University of Nevada, Reno's Department of Theatre and Dance will unveil "A Free Man" this week, a new play written by University theatre adviser and lecturer, Sandra Neace.
The play's central character wrestles with opioid addiction, an epidemic that caused nearly 50,000 deaths nationwide last year. With the media and federal government labeling opioid addiction a "public health crisis," the play is a timely response to an addiction that affects thousands of lives.
"‘A Free Man' is about a woman named Carlina who's addicted to opioids and, in her addiction, she sees Elvis Presley everywhere, but she's the only one who can see him," Neace said. "It's her journey with trying to battle her addiction while gaining self-forgiveness and self-acceptance."
Adriano Cabral, assistant professor of theatre and director of the play, said he appreciated that the play portrays the human side of addiction.
"Addiction feels like this far removed thing, but it's something that anyone in any given moment could find themselves in," he said. "That's what I really love about Carlina's story. The fact that it's human. It acknowledges that it's in our backyard."
The theatre program will perform three, staged readings of the play this week. A staged reading is when the cast has their scripts in hand, a move that Cabral said will help the cast focus more on bringing the emotional undertones from the text to the stage.
Cabral noted that this play also is a great opportunity for the students to try their hand at new script development. They have the rare opportunity to work with the playwright on the script, providing suggestions and asking questions.
Cabral said, "It's not just working towards offering a reading of the play, but the process itself is helping actors remember that they have a voice in play development processes."
Neace and Cabral invite the audience to be a part of that reciprocal process as it's their response to the text that will inform future renditions of the play. Neace said she hopes the play will make audiences not only think but come away with creative inspiration.
"I want the audiences to feel like they're not alone," Cabral said, "That we all find the struggle in something, and there is a way out. We are multifaceted, dynamic human beings that experience dark times and moments of light."
Each performance will run for one hour and will be followed by a short Q&A with the playwright, director and actors.
"A Free Man"
When: 7:30 p.m. Sept. 20-22

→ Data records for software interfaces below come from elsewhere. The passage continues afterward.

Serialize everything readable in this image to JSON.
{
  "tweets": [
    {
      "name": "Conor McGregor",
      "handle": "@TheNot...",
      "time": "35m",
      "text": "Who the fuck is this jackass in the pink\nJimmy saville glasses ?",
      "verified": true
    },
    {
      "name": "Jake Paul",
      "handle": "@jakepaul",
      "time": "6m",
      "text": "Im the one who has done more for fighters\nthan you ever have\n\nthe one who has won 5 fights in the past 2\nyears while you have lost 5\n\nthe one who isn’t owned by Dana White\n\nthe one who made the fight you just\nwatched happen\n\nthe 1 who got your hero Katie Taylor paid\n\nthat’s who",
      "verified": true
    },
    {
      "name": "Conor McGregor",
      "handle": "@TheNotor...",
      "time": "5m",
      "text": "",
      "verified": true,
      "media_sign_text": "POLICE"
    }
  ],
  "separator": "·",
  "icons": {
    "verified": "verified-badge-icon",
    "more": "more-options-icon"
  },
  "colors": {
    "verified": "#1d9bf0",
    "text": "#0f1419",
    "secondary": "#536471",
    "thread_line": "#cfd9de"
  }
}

Where: Redfield Studio Theatre, Church Fine Arts, University of Nevada, Reno
Tickets: Free. (Seating is limited, please reserve your place through the Facebook event listing)
On the web: www.unr.edu/theatre